TASK PROMPT:
Out of the listing below, copy every line that carries the string "name".

SUPPLIED INFORMATION:
###

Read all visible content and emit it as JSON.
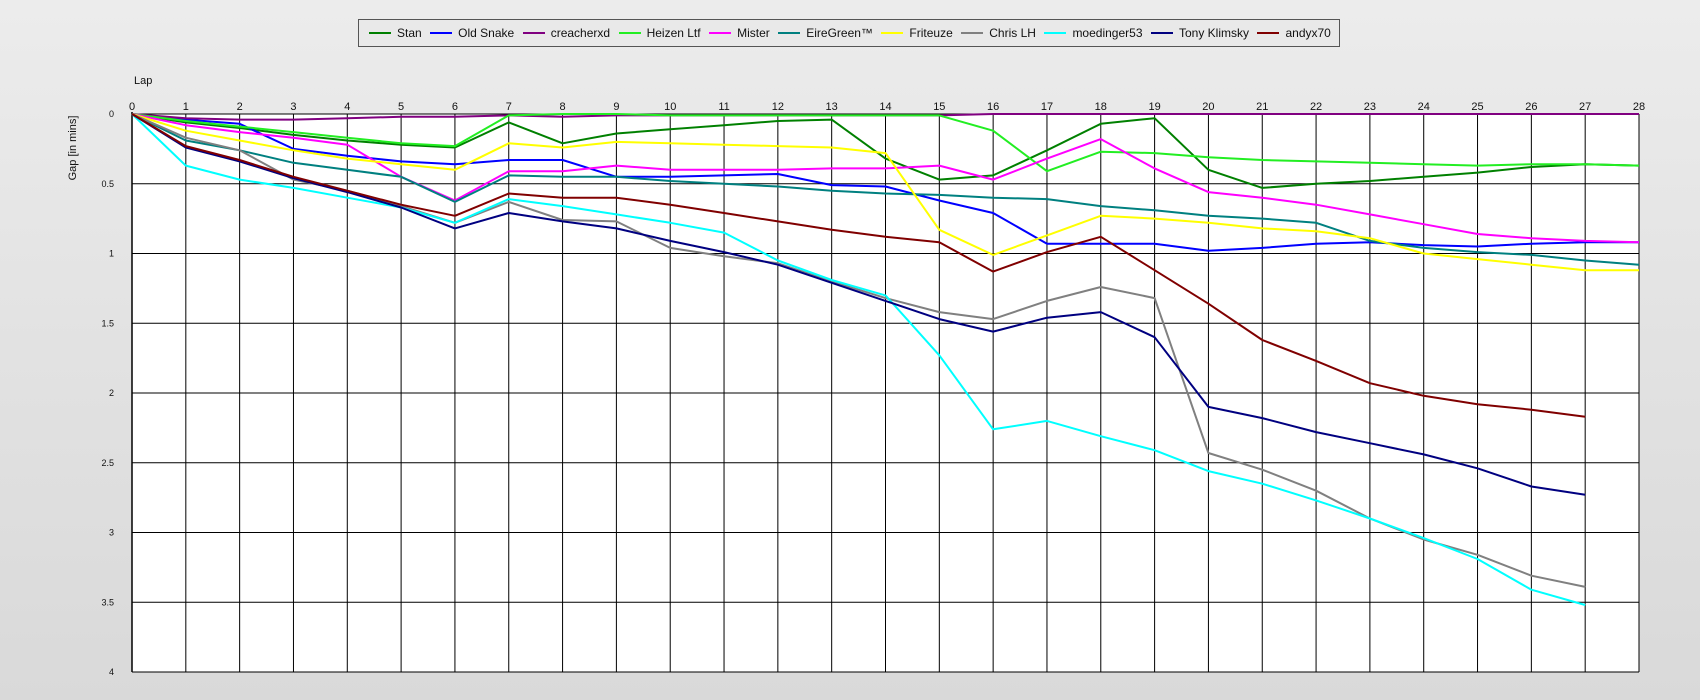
{
  "chart_data": {
    "type": "line",
    "title": "",
    "xlabel": "Lap",
    "ylabel": "Gap [in mins]",
    "xlim": [
      0,
      28
    ],
    "ylim": [
      0,
      4
    ],
    "y_inverted": true,
    "grid": true,
    "legend_position": "top",
    "x_ticks": [
      "0",
      "1",
      "2",
      "3",
      "4",
      "5",
      "6",
      "7",
      "8",
      "9",
      "10",
      "11",
      "12",
      "13",
      "14",
      "15",
      "16",
      "17",
      "18",
      "19",
      "20",
      "21",
      "22",
      "23",
      "24",
      "25",
      "26",
      "27",
      "28"
    ],
    "y_ticks": [
      "0",
      "0.5",
      "1",
      "1.5",
      "2",
      "2.5",
      "3",
      "3.5",
      "4"
    ],
    "series": [
      {
        "name": "Stan",
        "color": "#008000",
        "x": [
          0,
          1,
          2,
          3,
          4,
          5,
          6,
          7,
          8,
          9,
          10,
          11,
          12,
          13,
          14,
          15,
          16,
          17,
          18,
          19,
          20,
          21,
          22,
          23,
          24,
          25,
          26,
          27,
          28
        ],
        "values": [
          0,
          0.06,
          0.1,
          0.15,
          0.19,
          0.22,
          0.24,
          0.06,
          0.21,
          0.14,
          0.11,
          0.08,
          0.05,
          0.04,
          0.32,
          0.47,
          0.44,
          0.26,
          0.07,
          0.03,
          0.4,
          0.53,
          0.5,
          0.48,
          0.45,
          0.42,
          0.38,
          0.36,
          0.37
        ]
      },
      {
        "name": "Old Snake",
        "color": "#0000FF",
        "x": [
          0,
          1,
          2,
          3,
          4,
          5,
          6,
          7,
          8,
          9,
          10,
          11,
          12,
          13,
          14,
          15,
          16,
          17,
          18,
          19,
          20,
          21,
          22,
          23,
          24,
          25,
          26,
          27,
          28
        ],
        "values": [
          0,
          0.04,
          0.07,
          0.25,
          0.3,
          0.34,
          0.36,
          0.33,
          0.33,
          0.45,
          0.45,
          0.44,
          0.43,
          0.51,
          0.52,
          0.62,
          0.71,
          0.93,
          0.93,
          0.93,
          0.98,
          0.96,
          0.93,
          0.92,
          0.94,
          0.95,
          0.93,
          0.92,
          0.92
        ]
      },
      {
        "name": "creacherxd",
        "color": "#800080",
        "x": [
          0,
          1,
          2,
          3,
          4,
          5,
          6,
          7,
          8,
          9,
          10,
          11,
          12,
          13,
          14,
          15,
          16,
          17,
          18,
          19,
          20,
          21,
          22,
          23,
          24,
          25,
          26,
          27,
          28
        ],
        "values": [
          0,
          0.03,
          0.04,
          0.04,
          0.03,
          0.02,
          0.02,
          0.01,
          0.02,
          0.01,
          0.01,
          0.01,
          0.01,
          0.01,
          0.01,
          0.01,
          0,
          0,
          0,
          0,
          0,
          0,
          0,
          0,
          0,
          0,
          0,
          0,
          0
        ]
      },
      {
        "name": "Heizen Ltf",
        "color": "#22EE22",
        "x": [
          0,
          1,
          2,
          3,
          4,
          5,
          6,
          7,
          8,
          9,
          10,
          11,
          12,
          13,
          14,
          15,
          16,
          17,
          18,
          19,
          20,
          21,
          22,
          23,
          24,
          25,
          26,
          27,
          28
        ],
        "values": [
          0,
          0.05,
          0.09,
          0.13,
          0.17,
          0.21,
          0.23,
          0.01,
          0,
          0,
          0.01,
          0.01,
          0.01,
          0.01,
          0.01,
          0.01,
          0.12,
          0.41,
          0.27,
          0.28,
          0.31,
          0.33,
          0.34,
          0.35,
          0.36,
          0.37,
          0.36,
          0.36,
          0.37
        ]
      },
      {
        "name": "Mister",
        "color": "#FF00FF",
        "x": [
          0,
          1,
          2,
          3,
          4,
          5,
          6,
          7,
          8,
          9,
          10,
          11,
          12,
          13,
          14,
          15,
          16,
          17,
          18,
          19,
          20,
          21,
          22,
          23,
          24,
          25,
          26,
          27,
          28
        ],
        "values": [
          0,
          0.08,
          0.13,
          0.17,
          0.22,
          0.45,
          0.62,
          0.41,
          0.41,
          0.37,
          0.4,
          0.4,
          0.4,
          0.39,
          0.39,
          0.37,
          0.47,
          0.32,
          0.18,
          0.39,
          0.56,
          0.6,
          0.65,
          0.72,
          0.79,
          0.86,
          0.89,
          0.91,
          0.92
        ]
      },
      {
        "name": "EireGreen™",
        "color": "#008080",
        "x": [
          0,
          1,
          2,
          3,
          4,
          5,
          6,
          7,
          8,
          9,
          10,
          11,
          12,
          13,
          14,
          15,
          16,
          17,
          18,
          19,
          20,
          21,
          22,
          23,
          24,
          25,
          26,
          27,
          28
        ],
        "values": [
          0,
          0.19,
          0.26,
          0.35,
          0.4,
          0.45,
          0.63,
          0.44,
          0.45,
          0.45,
          0.48,
          0.5,
          0.52,
          0.55,
          0.57,
          0.58,
          0.6,
          0.61,
          0.66,
          0.69,
          0.73,
          0.75,
          0.78,
          0.91,
          0.96,
          0.99,
          1.01,
          1.05,
          1.08
        ]
      },
      {
        "name": "Friteuze",
        "color": "#FFFF00",
        "x": [
          0,
          1,
          2,
          3,
          4,
          5,
          6,
          7,
          8,
          9,
          10,
          11,
          12,
          13,
          14,
          15,
          16,
          17,
          18,
          19,
          20,
          21,
          22,
          23,
          24,
          25,
          26,
          27,
          28
        ],
        "values": [
          0,
          0.12,
          0.19,
          0.26,
          0.32,
          0.36,
          0.4,
          0.21,
          0.24,
          0.2,
          0.21,
          0.22,
          0.23,
          0.24,
          0.28,
          0.83,
          1.01,
          0.87,
          0.73,
          0.75,
          0.78,
          0.82,
          0.84,
          0.89,
          1.0,
          1.04,
          1.08,
          1.12,
          1.12
        ]
      },
      {
        "name": "Chris LH",
        "color": "#808080",
        "x": [
          0,
          1,
          2,
          3,
          4,
          5,
          6,
          7,
          8,
          9,
          10,
          11,
          12,
          13,
          14,
          15,
          16,
          17,
          18,
          19,
          20,
          21,
          22,
          23,
          24,
          25,
          26,
          27
        ],
        "values": [
          0,
          0.17,
          0.26,
          0.47,
          0.55,
          0.66,
          0.78,
          0.63,
          0.76,
          0.77,
          0.96,
          1.02,
          1.07,
          1.2,
          1.32,
          1.42,
          1.47,
          1.34,
          1.24,
          1.32,
          2.43,
          2.55,
          2.7,
          2.9,
          3.05,
          3.16,
          3.31,
          3.39
        ]
      },
      {
        "name": "moedinger53",
        "color": "#00FFFF",
        "x": [
          0,
          1,
          2,
          3,
          4,
          5,
          6,
          7,
          8,
          9,
          10,
          11,
          12,
          13,
          14,
          15,
          16,
          17,
          18,
          19,
          20,
          21,
          22,
          23,
          24,
          25,
          26,
          27
        ],
        "values": [
          0,
          0.37,
          0.47,
          0.53,
          0.6,
          0.67,
          0.78,
          0.61,
          0.66,
          0.72,
          0.78,
          0.85,
          1.05,
          1.19,
          1.3,
          1.73,
          2.26,
          2.2,
          2.31,
          2.41,
          2.56,
          2.65,
          2.77,
          2.9,
          3.04,
          3.19,
          3.41,
          3.52
        ]
      },
      {
        "name": "Tony Klimsky",
        "color": "#000080",
        "x": [
          0,
          1,
          2,
          3,
          4,
          5,
          6,
          7,
          8,
          9,
          10,
          11,
          12,
          13,
          14,
          15,
          16,
          17,
          18,
          19,
          20,
          21,
          22,
          23,
          24,
          25,
          26,
          27
        ],
        "values": [
          0,
          0.24,
          0.34,
          0.46,
          0.56,
          0.67,
          0.82,
          0.71,
          0.77,
          0.82,
          0.91,
          0.99,
          1.08,
          1.21,
          1.34,
          1.47,
          1.56,
          1.46,
          1.42,
          1.6,
          2.1,
          2.18,
          2.28,
          2.36,
          2.44,
          2.54,
          2.67,
          2.73
        ]
      },
      {
        "name": "andyx70",
        "color": "#800000",
        "x": [
          0,
          1,
          2,
          3,
          4,
          5,
          6,
          7,
          8,
          9,
          10,
          11,
          12,
          13,
          14,
          15,
          16,
          17,
          18,
          19,
          20,
          21,
          22,
          23,
          24,
          25,
          26,
          27
        ],
        "values": [
          0,
          0.23,
          0.33,
          0.45,
          0.55,
          0.65,
          0.73,
          0.57,
          0.6,
          0.6,
          0.65,
          0.71,
          0.77,
          0.83,
          0.88,
          0.92,
          1.13,
          0.99,
          0.88,
          1.12,
          1.36,
          1.62,
          1.77,
          1.93,
          2.02,
          2.08,
          2.12,
          2.17
        ]
      }
    ]
  }
}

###

TASK RESULT:
        "name": "Stan",
        "name": "Old Snake",
        "name": "creacherxd",
        "name": "Heizen Ltf",
        "name": "Mister",
        "name": "EireGreen™",
        "name": "Friteuze",
        "name": "Chris LH",
        "name": "moedinger53",
        "name": "Tony Klimsky",
        "name": "andyx70",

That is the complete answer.